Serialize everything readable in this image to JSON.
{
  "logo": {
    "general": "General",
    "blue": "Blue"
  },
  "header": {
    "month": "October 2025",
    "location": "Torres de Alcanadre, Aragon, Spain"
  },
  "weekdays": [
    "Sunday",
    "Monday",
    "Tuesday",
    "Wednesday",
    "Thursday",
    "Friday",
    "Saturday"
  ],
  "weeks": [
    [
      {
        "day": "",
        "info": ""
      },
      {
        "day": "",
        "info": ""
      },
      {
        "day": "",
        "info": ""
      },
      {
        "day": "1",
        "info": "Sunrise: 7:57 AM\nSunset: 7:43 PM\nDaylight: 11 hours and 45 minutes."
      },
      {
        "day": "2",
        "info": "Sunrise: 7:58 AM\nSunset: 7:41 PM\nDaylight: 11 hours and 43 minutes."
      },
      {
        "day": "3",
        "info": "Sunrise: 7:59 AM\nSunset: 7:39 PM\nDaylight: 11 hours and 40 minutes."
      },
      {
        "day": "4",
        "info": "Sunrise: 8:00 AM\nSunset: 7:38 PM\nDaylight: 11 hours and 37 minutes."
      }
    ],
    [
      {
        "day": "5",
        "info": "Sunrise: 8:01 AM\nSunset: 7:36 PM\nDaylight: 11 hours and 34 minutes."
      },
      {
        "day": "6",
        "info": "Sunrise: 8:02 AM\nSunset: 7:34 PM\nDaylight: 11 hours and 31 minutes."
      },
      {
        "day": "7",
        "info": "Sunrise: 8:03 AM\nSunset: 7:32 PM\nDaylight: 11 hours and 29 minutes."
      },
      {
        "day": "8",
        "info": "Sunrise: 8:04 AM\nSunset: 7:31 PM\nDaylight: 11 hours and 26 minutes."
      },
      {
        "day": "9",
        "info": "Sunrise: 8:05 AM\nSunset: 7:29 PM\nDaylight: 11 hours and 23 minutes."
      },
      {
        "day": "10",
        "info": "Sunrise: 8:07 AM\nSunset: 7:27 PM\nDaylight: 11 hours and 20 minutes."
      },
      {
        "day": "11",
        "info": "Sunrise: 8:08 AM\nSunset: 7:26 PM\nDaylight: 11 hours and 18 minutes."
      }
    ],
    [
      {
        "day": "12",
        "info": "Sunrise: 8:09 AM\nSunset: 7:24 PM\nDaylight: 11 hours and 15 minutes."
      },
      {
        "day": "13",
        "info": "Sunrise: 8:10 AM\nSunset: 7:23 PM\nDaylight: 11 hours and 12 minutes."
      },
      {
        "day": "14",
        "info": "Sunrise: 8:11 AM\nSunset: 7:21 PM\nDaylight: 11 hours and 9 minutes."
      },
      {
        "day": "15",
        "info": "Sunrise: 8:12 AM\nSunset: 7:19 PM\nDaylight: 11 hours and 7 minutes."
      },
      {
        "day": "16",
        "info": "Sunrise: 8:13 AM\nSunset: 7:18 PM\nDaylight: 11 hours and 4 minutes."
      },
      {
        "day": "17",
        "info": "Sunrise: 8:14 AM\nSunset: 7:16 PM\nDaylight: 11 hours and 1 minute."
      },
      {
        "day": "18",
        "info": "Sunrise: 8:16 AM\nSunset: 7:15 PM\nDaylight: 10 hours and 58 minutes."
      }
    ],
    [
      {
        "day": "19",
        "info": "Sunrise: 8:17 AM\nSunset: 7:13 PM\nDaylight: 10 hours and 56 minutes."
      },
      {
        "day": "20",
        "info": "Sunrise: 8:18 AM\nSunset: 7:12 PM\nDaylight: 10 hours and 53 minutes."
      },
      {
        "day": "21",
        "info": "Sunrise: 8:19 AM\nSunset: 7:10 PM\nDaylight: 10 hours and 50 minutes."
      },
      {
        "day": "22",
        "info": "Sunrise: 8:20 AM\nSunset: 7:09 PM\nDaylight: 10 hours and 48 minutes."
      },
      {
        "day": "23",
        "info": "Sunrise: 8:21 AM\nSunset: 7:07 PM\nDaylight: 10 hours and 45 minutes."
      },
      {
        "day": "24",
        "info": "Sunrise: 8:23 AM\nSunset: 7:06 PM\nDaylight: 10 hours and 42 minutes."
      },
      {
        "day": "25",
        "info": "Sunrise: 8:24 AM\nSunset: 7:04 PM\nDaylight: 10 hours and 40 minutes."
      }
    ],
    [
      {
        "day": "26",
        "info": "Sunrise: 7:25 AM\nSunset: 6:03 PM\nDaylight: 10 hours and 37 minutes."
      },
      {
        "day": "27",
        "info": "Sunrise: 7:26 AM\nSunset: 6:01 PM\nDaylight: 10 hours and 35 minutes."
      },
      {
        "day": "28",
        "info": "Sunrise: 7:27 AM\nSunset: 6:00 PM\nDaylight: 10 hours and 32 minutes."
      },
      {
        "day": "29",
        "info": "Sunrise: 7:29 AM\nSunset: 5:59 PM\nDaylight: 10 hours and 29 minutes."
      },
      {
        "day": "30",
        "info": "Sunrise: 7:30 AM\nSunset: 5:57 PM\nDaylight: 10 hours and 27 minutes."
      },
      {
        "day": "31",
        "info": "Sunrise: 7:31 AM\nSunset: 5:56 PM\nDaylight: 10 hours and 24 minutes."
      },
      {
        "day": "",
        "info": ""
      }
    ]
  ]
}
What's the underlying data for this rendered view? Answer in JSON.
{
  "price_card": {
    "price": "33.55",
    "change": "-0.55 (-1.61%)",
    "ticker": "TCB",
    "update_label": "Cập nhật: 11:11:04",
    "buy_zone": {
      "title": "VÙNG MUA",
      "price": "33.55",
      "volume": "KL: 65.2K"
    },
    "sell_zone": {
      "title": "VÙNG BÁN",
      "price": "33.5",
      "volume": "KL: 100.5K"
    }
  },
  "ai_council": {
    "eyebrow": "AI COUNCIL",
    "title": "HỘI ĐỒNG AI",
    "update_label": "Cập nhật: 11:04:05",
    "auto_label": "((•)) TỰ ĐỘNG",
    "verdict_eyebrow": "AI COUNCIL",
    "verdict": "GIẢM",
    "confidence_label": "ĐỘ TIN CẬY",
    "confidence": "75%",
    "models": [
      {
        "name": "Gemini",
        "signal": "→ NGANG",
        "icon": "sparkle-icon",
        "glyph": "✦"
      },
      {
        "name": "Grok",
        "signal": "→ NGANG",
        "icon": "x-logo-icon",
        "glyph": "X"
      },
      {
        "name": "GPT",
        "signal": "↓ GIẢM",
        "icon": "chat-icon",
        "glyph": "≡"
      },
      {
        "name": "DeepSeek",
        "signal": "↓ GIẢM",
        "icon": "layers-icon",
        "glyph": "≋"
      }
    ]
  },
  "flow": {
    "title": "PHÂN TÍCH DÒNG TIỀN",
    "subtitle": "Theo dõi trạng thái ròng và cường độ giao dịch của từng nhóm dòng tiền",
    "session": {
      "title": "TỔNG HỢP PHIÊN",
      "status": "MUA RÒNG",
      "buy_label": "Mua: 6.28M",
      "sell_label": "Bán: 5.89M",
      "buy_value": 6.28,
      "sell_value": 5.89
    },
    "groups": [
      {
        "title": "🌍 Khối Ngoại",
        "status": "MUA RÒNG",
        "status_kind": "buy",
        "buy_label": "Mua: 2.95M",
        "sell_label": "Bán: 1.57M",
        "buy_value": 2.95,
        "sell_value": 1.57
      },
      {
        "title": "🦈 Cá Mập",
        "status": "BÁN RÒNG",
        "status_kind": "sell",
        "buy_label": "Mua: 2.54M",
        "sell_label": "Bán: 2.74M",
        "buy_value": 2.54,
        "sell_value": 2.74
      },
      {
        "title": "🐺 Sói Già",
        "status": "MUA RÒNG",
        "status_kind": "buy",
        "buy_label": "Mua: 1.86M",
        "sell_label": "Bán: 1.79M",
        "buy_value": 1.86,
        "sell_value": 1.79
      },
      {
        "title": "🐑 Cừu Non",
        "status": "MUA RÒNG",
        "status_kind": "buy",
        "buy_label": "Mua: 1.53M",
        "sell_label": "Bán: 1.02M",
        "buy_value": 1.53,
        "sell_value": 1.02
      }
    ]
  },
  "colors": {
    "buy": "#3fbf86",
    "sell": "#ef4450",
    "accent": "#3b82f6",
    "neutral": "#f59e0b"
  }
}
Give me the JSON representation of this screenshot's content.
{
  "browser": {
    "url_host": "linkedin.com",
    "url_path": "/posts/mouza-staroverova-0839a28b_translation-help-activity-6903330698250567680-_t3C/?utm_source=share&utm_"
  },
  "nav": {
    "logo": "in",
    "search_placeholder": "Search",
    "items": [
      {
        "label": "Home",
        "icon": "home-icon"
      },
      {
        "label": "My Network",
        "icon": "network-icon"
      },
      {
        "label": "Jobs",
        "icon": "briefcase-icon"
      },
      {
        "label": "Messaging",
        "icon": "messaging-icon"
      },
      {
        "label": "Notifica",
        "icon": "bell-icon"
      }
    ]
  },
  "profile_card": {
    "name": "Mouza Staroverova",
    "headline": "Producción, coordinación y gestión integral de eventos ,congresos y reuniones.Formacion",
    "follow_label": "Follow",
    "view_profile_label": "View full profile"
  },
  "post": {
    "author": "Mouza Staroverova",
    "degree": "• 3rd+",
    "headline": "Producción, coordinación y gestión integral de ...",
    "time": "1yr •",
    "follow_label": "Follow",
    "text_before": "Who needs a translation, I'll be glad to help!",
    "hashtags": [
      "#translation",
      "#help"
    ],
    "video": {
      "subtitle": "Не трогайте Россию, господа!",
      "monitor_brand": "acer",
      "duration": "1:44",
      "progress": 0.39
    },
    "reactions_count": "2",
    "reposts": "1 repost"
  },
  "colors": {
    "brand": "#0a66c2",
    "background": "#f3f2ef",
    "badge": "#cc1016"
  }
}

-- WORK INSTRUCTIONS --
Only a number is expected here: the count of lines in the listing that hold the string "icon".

-- OUTPUT OF THE EXERCISE --
9